Lastly the 3 position safety gives you the flexibility of opening and closing your bolt while still blocking the trigger from movement. This allows you to load, unload and change ammo while keeping the rifle safe. For the hunter who may be out during cross seasons this allows you to safely change loads should another species present itself.
The rifle was obviously made to shave every ounce possible. I really liked how this was accomplished with aesthetics in mind. The horizontal cuts along the receiver take weight off without compromising rigidity and the spiral fluting on the bolt makes for one very sexy firearm. One might argue further fluting on the barrel would have fit the motif, however, the use of a pencil thin contoured barrel didn’t really call for it. Using the plain barrel helps shave off something else that is just as important: price. At just $754, this specialty hunting rifle is well within reach of most moderate budgets.
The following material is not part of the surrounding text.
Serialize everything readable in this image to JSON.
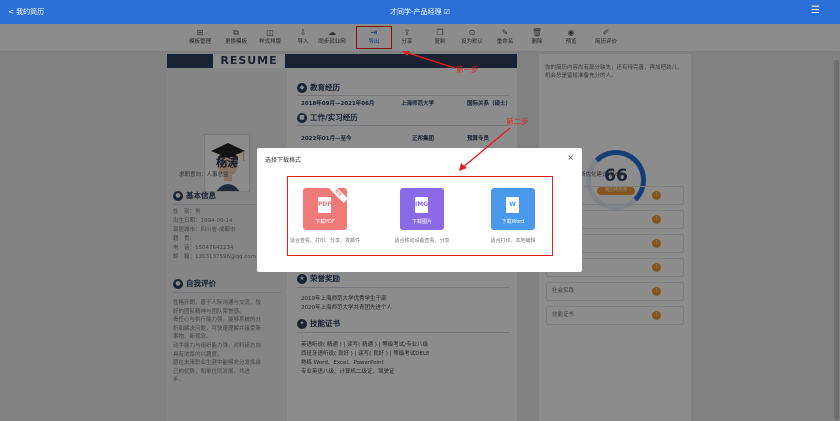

The Lightweight Hunter comes drilled and tapped for your favorite bases. For our 7mm-08 test rifle, we put on some simple, inexpensive Weaver mounts and then topped them off with the new Nightforce 3-10x42mm SHV riflescope (nightforceoptics.com) mounted in a pair of Nightforce X-Treme Duty Ultralight 30mm rings. In terms of value, the Nightforce SHV closely parallels the Savage’s bang for the buck, giving top-quality optics, features and killer reticle options without the premium price. Our SHV was equipped with the IHR (International Hunting Reticle) reticle, which present a lightning-quick, uncluttered sight picture for those time-sensitive shots.
With the rifle came two different types of Federal Vital Shock ammo. Both were loaded with 140-gr. Nosler bullets, one being their classic Partition and one being their newer Ballistic Tip. We conducted group therapy at 100 yards as we do with most of our rifles. Shots were fired from a bench with the use of “The Rock” shooting rest by Caldwell shooting supplies (btibrands.com, $110). Accuracy was outstanding, not just for a lightweight rifle, but for ANY production rifle. Almost all groups came in under an inch with both types of ammo, but the Partition was the star of the show with its smallest group measuring just 0.966”. Firing the rifle offhand with just a sling proved to be a breeze. The light weight of this rifle made it very easy to keep all of our shots in the “pie plate” on our target.
When it comes to maintenance nothing is simpler than a bolt action. Disassembly is effortless. Once you are sure it is unloaded all that’s required to remove the bolt is to hold the trigger down and press the bolt release located in front of the trigger guard. It slides right out and can be cleaned effortlessly from the breech to muzzle. We cleaned our rifle with Hoppe’s new foaming bore cleaner (midwayusa.com, $11.99). I have always been a fan of this style of solution as it soaks the top of the bore as well. Liquid cleaners run down to the bottom half of the bore and then eventually out of it once gravity performs its magic.
This is certainly a go to gun for those who want to take their hunt further into the woods, or are looking to make a much more accurate offhand shot. See it at you gun shop, or for more information contact Savage Arms; Tel.: (800) 370-0708; Web: www.savagearms.com